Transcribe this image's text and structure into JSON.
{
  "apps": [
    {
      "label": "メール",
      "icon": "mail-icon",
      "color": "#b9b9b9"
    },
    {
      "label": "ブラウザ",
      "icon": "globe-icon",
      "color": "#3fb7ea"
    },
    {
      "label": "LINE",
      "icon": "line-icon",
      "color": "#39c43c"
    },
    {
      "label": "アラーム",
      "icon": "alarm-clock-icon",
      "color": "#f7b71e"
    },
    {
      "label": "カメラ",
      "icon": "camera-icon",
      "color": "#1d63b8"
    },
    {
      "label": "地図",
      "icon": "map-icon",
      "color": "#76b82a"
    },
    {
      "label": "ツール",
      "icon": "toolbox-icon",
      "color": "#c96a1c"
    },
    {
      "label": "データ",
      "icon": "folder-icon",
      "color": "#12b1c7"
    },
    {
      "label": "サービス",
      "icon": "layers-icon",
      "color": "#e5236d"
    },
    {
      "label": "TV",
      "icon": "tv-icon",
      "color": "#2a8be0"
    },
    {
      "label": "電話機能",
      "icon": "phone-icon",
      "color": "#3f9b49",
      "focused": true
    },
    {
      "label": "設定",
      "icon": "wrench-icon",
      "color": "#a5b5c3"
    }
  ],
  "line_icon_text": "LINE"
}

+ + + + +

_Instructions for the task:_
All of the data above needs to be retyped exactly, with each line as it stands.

_Solution to this exercise:_
Transcribe this image's text and structure into JSON.
{
  "apps": [
    {
      "label": "メール",
      "icon": "mail-icon",
      "color": "#b9b9b9"
    },
    {
      "label": "ブラウザ",
      "icon": "globe-icon",
      "color": "#3fb7ea"
    },
    {
      "label": "LINE",
      "icon": "line-icon",
      "color": "#39c43c"
    },
    {
      "label": "アラーム",
      "icon": "alarm-clock-icon",
      "color": "#f7b71e"
    },
    {
      "label": "カメラ",
      "icon": "camera-icon",
      "color": "#1d63b8"
    },
    {
      "label": "地図",
      "icon": "map-icon",
      "color": "#76b82a"
    },
    {
      "label": "ツール",
      "icon": "toolbox-icon",
      "color": "#c96a1c"
    },
    {
      "label": "データ",
      "icon": "folder-icon",
      "color": "#12b1c7"
    },
    {
      "label": "サービス",
      "icon": "layers-icon",
      "color": "#e5236d"
    },
    {
      "label": "TV",
      "icon": "tv-icon",
      "color": "#2a8be0"
    },
    {
      "label": "電話機能",
      "icon": "phone-icon",
      "color": "#3f9b49",
      "focused": true
    },
    {
      "label": "設定",
      "icon": "wrench-icon",
      "color": "#a5b5c3"
    }
  ],
  "line_icon_text": "LINE"
}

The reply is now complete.